> In the first option, the echo is the "last seen sequence number" that would otherwise be carried in the ACK frame. If we move it out of the ACK frame and into the header, then we have pretty much a guarantee that applications will do it right. I like that.

Well, to be fair, the first option also allows two endpoints running a private transport protocol to collude to lie to the path about their RTT by agreeing to manipulate echo numbers. I'm not sure it's either possible or useful to prevent that, though.

> I also like that the scheme does not make the "connection start" special, and works just as well after a rerouting or a NAT state change.

That was a hard requirement of our design exercise. It's also the main problem I can see with the revealed-hash stop signal: you need to send the proof value somewhen, and the exposure of that proof is a special "connection start", unless it is exposed periodically (which comes with a cost in overhead).

> OTOH, there is going to be a "feature interaction" between this sequence+echo scheme and the senders' strategy of skipping some sequence numbers in order to verify that the recipients are not making up ACKS. The intermediate boxes will have no way to distinguish between a packet number voluntarily skipped by the sender, and a packet loss between the sender and the middlebox. I hope this won't affect the "wireshark diagnostics" too much.
>> When we are looking at the first option, you mentioned strategies to avoid on-path
>> injection attacks of stops.
> I like the "two ways stop". It definitely increases the robustness. Also, sending the sequence number and last seen in "clear text" solves the "guess the sequence number" issue for the "rebooted server." Maybe we can use EKR's scheme after all.

The two-way stop and the revealed-hash stop are independent, so you could also do both if you wanted to.

>> ... Is there any attack that could be made regarding the PSN? If the attacker can modify
>> PSN values or inject packets with higher PSN values in either direction, what side effects
>> can we see?
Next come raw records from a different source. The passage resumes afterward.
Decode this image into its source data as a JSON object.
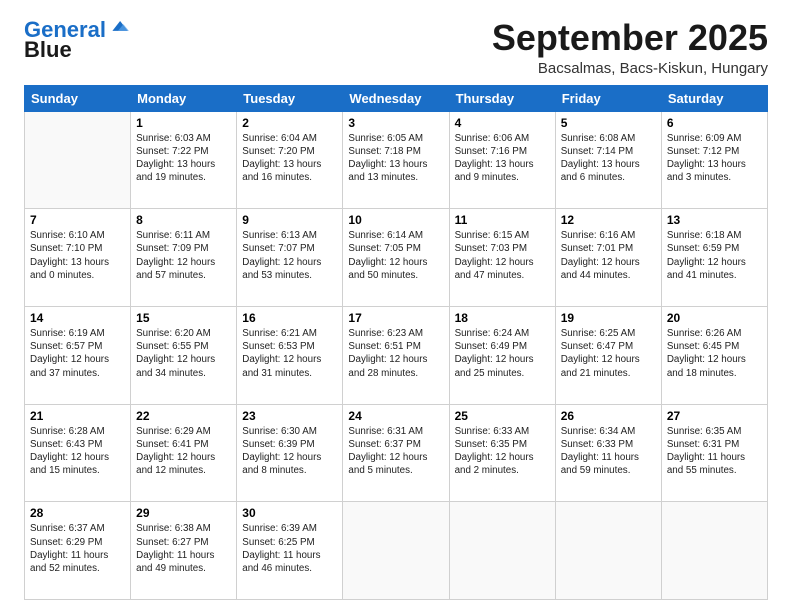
{
  "header": {
    "logo_line1": "General",
    "logo_line2": "Blue",
    "month": "September 2025",
    "location": "Bacsalmas, Bacs-Kiskun, Hungary"
  },
  "weekdays": [
    "Sunday",
    "Monday",
    "Tuesday",
    "Wednesday",
    "Thursday",
    "Friday",
    "Saturday"
  ],
  "weeks": [
    [
      {
        "num": "",
        "text": ""
      },
      {
        "num": "1",
        "text": "Sunrise: 6:03 AM\nSunset: 7:22 PM\nDaylight: 13 hours\nand 19 minutes."
      },
      {
        "num": "2",
        "text": "Sunrise: 6:04 AM\nSunset: 7:20 PM\nDaylight: 13 hours\nand 16 minutes."
      },
      {
        "num": "3",
        "text": "Sunrise: 6:05 AM\nSunset: 7:18 PM\nDaylight: 13 hours\nand 13 minutes."
      },
      {
        "num": "4",
        "text": "Sunrise: 6:06 AM\nSunset: 7:16 PM\nDaylight: 13 hours\nand 9 minutes."
      },
      {
        "num": "5",
        "text": "Sunrise: 6:08 AM\nSunset: 7:14 PM\nDaylight: 13 hours\nand 6 minutes."
      },
      {
        "num": "6",
        "text": "Sunrise: 6:09 AM\nSunset: 7:12 PM\nDaylight: 13 hours\nand 3 minutes."
      }
    ],
    [
      {
        "num": "7",
        "text": "Sunrise: 6:10 AM\nSunset: 7:10 PM\nDaylight: 13 hours\nand 0 minutes."
      },
      {
        "num": "8",
        "text": "Sunrise: 6:11 AM\nSunset: 7:09 PM\nDaylight: 12 hours\nand 57 minutes."
      },
      {
        "num": "9",
        "text": "Sunrise: 6:13 AM\nSunset: 7:07 PM\nDaylight: 12 hours\nand 53 minutes."
      },
      {
        "num": "10",
        "text": "Sunrise: 6:14 AM\nSunset: 7:05 PM\nDaylight: 12 hours\nand 50 minutes."
      },
      {
        "num": "11",
        "text": "Sunrise: 6:15 AM\nSunset: 7:03 PM\nDaylight: 12 hours\nand 47 minutes."
      },
      {
        "num": "12",
        "text": "Sunrise: 6:16 AM\nSunset: 7:01 PM\nDaylight: 12 hours\nand 44 minutes."
      },
      {
        "num": "13",
        "text": "Sunrise: 6:18 AM\nSunset: 6:59 PM\nDaylight: 12 hours\nand 41 minutes."
      }
    ],
    [
      {
        "num": "14",
        "text": "Sunrise: 6:19 AM\nSunset: 6:57 PM\nDaylight: 12 hours\nand 37 minutes."
      },
      {
        "num": "15",
        "text": "Sunrise: 6:20 AM\nSunset: 6:55 PM\nDaylight: 12 hours\nand 34 minutes."
      },
      {
        "num": "16",
        "text": "Sunrise: 6:21 AM\nSunset: 6:53 PM\nDaylight: 12 hours\nand 31 minutes."
      },
      {
        "num": "17",
        "text": "Sunrise: 6:23 AM\nSunset: 6:51 PM\nDaylight: 12 hours\nand 28 minutes."
      },
      {
        "num": "18",
        "text": "Sunrise: 6:24 AM\nSunset: 6:49 PM\nDaylight: 12 hours\nand 25 minutes."
      },
      {
        "num": "19",
        "text": "Sunrise: 6:25 AM\nSunset: 6:47 PM\nDaylight: 12 hours\nand 21 minutes."
      },
      {
        "num": "20",
        "text": "Sunrise: 6:26 AM\nSunset: 6:45 PM\nDaylight: 12 hours\nand 18 minutes."
      }
    ],
    [
      {
        "num": "21",
        "text": "Sunrise: 6:28 AM\nSunset: 6:43 PM\nDaylight: 12 hours\nand 15 minutes."
      },
      {
        "num": "22",
        "text": "Sunrise: 6:29 AM\nSunset: 6:41 PM\nDaylight: 12 hours\nand 12 minutes."
      },
      {
        "num": "23",
        "text": "Sunrise: 6:30 AM\nSunset: 6:39 PM\nDaylight: 12 hours\nand 8 minutes."
      },
      {
        "num": "24",
        "text": "Sunrise: 6:31 AM\nSunset: 6:37 PM\nDaylight: 12 hours\nand 5 minutes."
      },
      {
        "num": "25",
        "text": "Sunrise: 6:33 AM\nSunset: 6:35 PM\nDaylight: 12 hours\nand 2 minutes."
      },
      {
        "num": "26",
        "text": "Sunrise: 6:34 AM\nSunset: 6:33 PM\nDaylight: 11 hours\nand 59 minutes."
      },
      {
        "num": "27",
        "text": "Sunrise: 6:35 AM\nSunset: 6:31 PM\nDaylight: 11 hours\nand 55 minutes."
      }
    ],
    [
      {
        "num": "28",
        "text": "Sunrise: 6:37 AM\nSunset: 6:29 PM\nDaylight: 11 hours\nand 52 minutes."
      },
      {
        "num": "29",
        "text": "Sunrise: 6:38 AM\nSunset: 6:27 PM\nDaylight: 11 hours\nand 49 minutes."
      },
      {
        "num": "30",
        "text": "Sunrise: 6:39 AM\nSunset: 6:25 PM\nDaylight: 11 hours\nand 46 minutes."
      },
      {
        "num": "",
        "text": ""
      },
      {
        "num": "",
        "text": ""
      },
      {
        "num": "",
        "text": ""
      },
      {
        "num": "",
        "text": ""
      }
    ]
  ]
}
I'm assuming that the endpoints themselves will be able to validate the
>> authenticity of the fields, but could a middle box that is trying to monitor the
>> plausible-ness of the PSN get thrown off? Or does it only ever adjust its plausibility
>> window when it sees a PSN acknowledged? (To that end, if an acknowledgment
>> value is faked, what does that do?)
> That's a very good observation, and in fact it applies to current QUIC as well. A man-on-the side can inject a series of plausible packets before the sender does. The "real" packets coming from the sender will repeat packet numbers that are 'already seen'. A middlebox that is too clever might drop those in an attempt to "remove duplicates." We can always say that middleboxes should not try to be too clever, but that's a bit like saying that the bubonic plague should be nicer...

This might be an argument for recommending against plausibility checks for middleboxes for anything other than the two-way stop. Unlike with TCP, in any case they cannot assume anything about window dynamics based upon assumed knowledge of the reliability or congestion control schemes in place. Whether this recommendation would be widely followed is a different question.
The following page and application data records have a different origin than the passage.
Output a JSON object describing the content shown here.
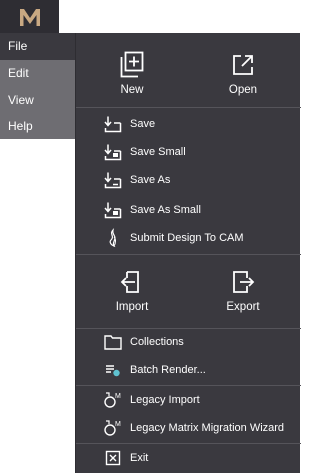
{
  "app": {
    "logo_icon": "m-logo-icon",
    "accent": "#c8a882",
    "menubar_bg": "#6e6d72",
    "panel_bg": "#3a393f"
  },
  "menubar": {
    "items": [
      {
        "label": "File"
      },
      {
        "label": "Edit"
      },
      {
        "label": "View"
      },
      {
        "label": "Help"
      }
    ]
  },
  "file_menu": {
    "new_label": "New",
    "open_label": "Open",
    "save_label": "Save",
    "save_small_label": "Save Small",
    "save_as_label": "Save As",
    "save_as_small_label": "Save As Small",
    "submit_cam_label": "Submit Design To CAM",
    "import_label": "Import",
    "export_label": "Export",
    "collections_label": "Collections",
    "batch_render_label": "Batch Render...",
    "legacy_import_label": "Legacy Import",
    "legacy_wizard_label": "Legacy Matrix Migration Wizard",
    "exit_label": "Exit"
  }
}
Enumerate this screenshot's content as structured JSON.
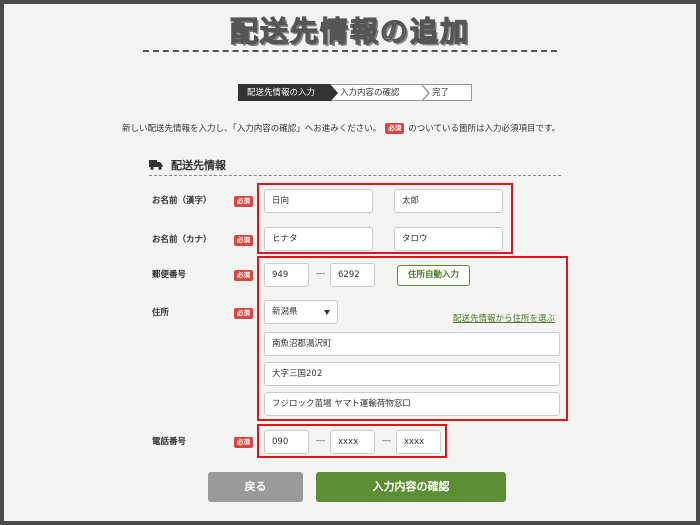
{
  "page_title": "配送先情報の追加",
  "steps": [
    {
      "label": "配送先情報の入力",
      "active": true
    },
    {
      "label": "入力内容の確認",
      "active": false
    },
    {
      "label": "完了",
      "active": false
    }
  ],
  "intro": {
    "before": "新しい配送先情報を入力し、「入力内容の確認」へお進みください。",
    "badge": "必須",
    "after": "のついている箇所は入力必須項目です。"
  },
  "section_title": "配送先情報",
  "required_badge": "必須",
  "fields": {
    "name_kanji": {
      "label": "お名前（漢字）",
      "last": "日向",
      "first": "太郎"
    },
    "name_kana": {
      "label": "お名前（カナ）",
      "last": "ヒナタ",
      "first": "タロウ"
    },
    "postal": {
      "label": "郵便番号",
      "part1": "949",
      "part2": "6292",
      "auto_button": "住所自動入力"
    },
    "address": {
      "label": "住所",
      "prefecture": "新潟県",
      "link": "配送先情報から住所を選ぶ",
      "line1": "南魚沼郡湯沢町",
      "line2": "大字三国202",
      "line3": "フジロック苗場 ヤマト運輸荷物窓口"
    },
    "phone": {
      "label": "電話番号",
      "part1": "090",
      "part2": "xxxx",
      "part3": "xxxx"
    }
  },
  "separator": "―",
  "buttons": {
    "back": "戻る",
    "confirm": "入力内容の確認"
  },
  "colors": {
    "accent_green": "#5c8f33",
    "required_red": "#d9463f",
    "highlight_red": "#e0141b"
  }
}
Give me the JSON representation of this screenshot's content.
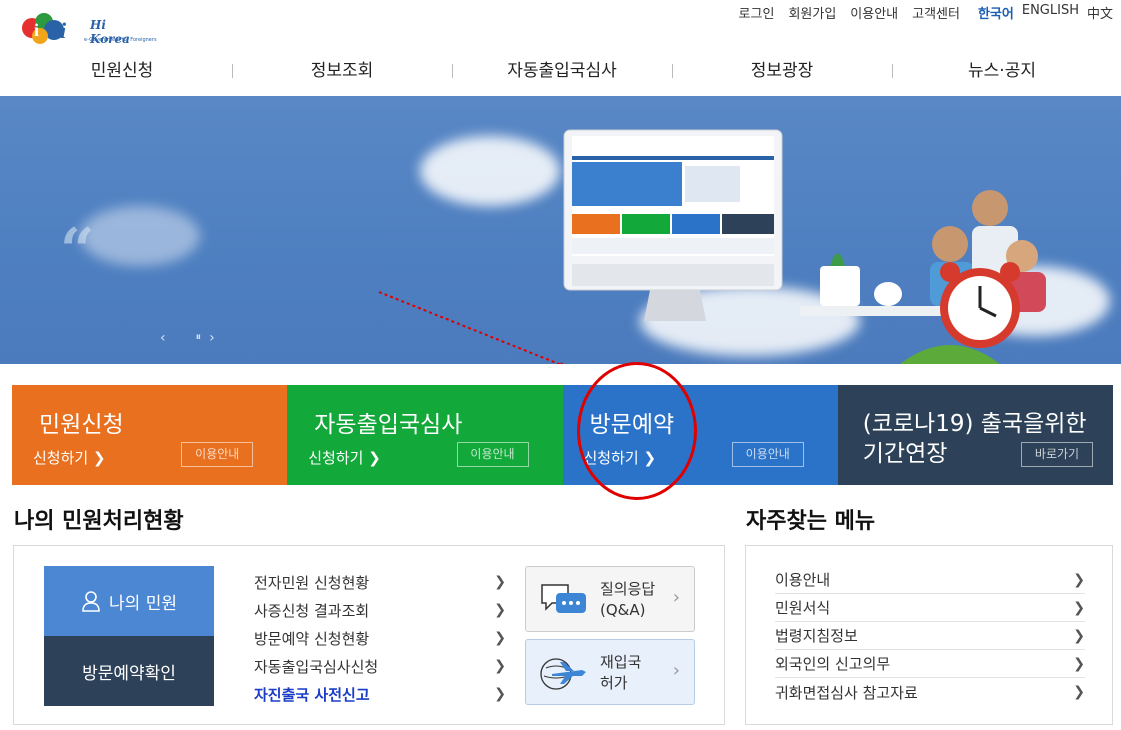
{
  "header": {
    "logo_text": "Hi Korea",
    "logo_sub": "e-Government for Foreigners",
    "util_links": [
      "로그인",
      "회원가입",
      "이용안내",
      "고객센터"
    ],
    "languages": [
      "한국어",
      "ENGLISH",
      "中文"
    ],
    "nav": [
      "민원신청",
      "정보조회",
      "자동출입국심사",
      "정보광장",
      "뉴스·공지"
    ]
  },
  "banner": {
    "quote_mark": "“",
    "prev": "‹",
    "pause": "⏸",
    "next": "›"
  },
  "cards": [
    {
      "title": "민원신청",
      "sub": "신청하기 ❯",
      "btn": "이용안내",
      "color": "#e8701e"
    },
    {
      "title": "자동출입국심사",
      "sub": "신청하기 ❯",
      "btn": "이용안내",
      "color": "#12a83a"
    },
    {
      "title": "방문예약",
      "sub": "신청하기 ❯",
      "btn": "이용안내",
      "color": "#2b73c9"
    },
    {
      "title_line1": "(코로나19) 출국을위한",
      "title_line2": "기간연장",
      "btn": "바로가기",
      "color": "#2d4258"
    }
  ],
  "status": {
    "heading": "나의 민원처리현황",
    "my_button": "나의 민원",
    "visit_button": "방문예약확인",
    "links": [
      "전자민원 신청현황",
      "사증신청 결과조회",
      "방문예약 신청현황",
      "자동출입국심사신청",
      "자진출국 사전신고"
    ],
    "qna_line1": "질의응답",
    "qna_line2": "(Q&A)",
    "reentry_line1": "재입국",
    "reentry_line2": "허가"
  },
  "favorites": {
    "heading": "자주찾는 메뉴",
    "items": [
      "이용안내",
      "민원서식",
      "법령지침정보",
      "외국인의 신고의무",
      "귀화면접심사 참고자료"
    ]
  }
}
Since the endpoints should be able to detect a middlebox-injected packet (at least as long as there's a requirement that *every* packet have an (encrypted) transport header above the common unencrypted header, which, IMO, there is), really these attacks are all about middleboxes messing with each other. If the endpoint can always detect, then it can also close and attempt to reinitiate, or at least throw up a "your network is messing with you" error.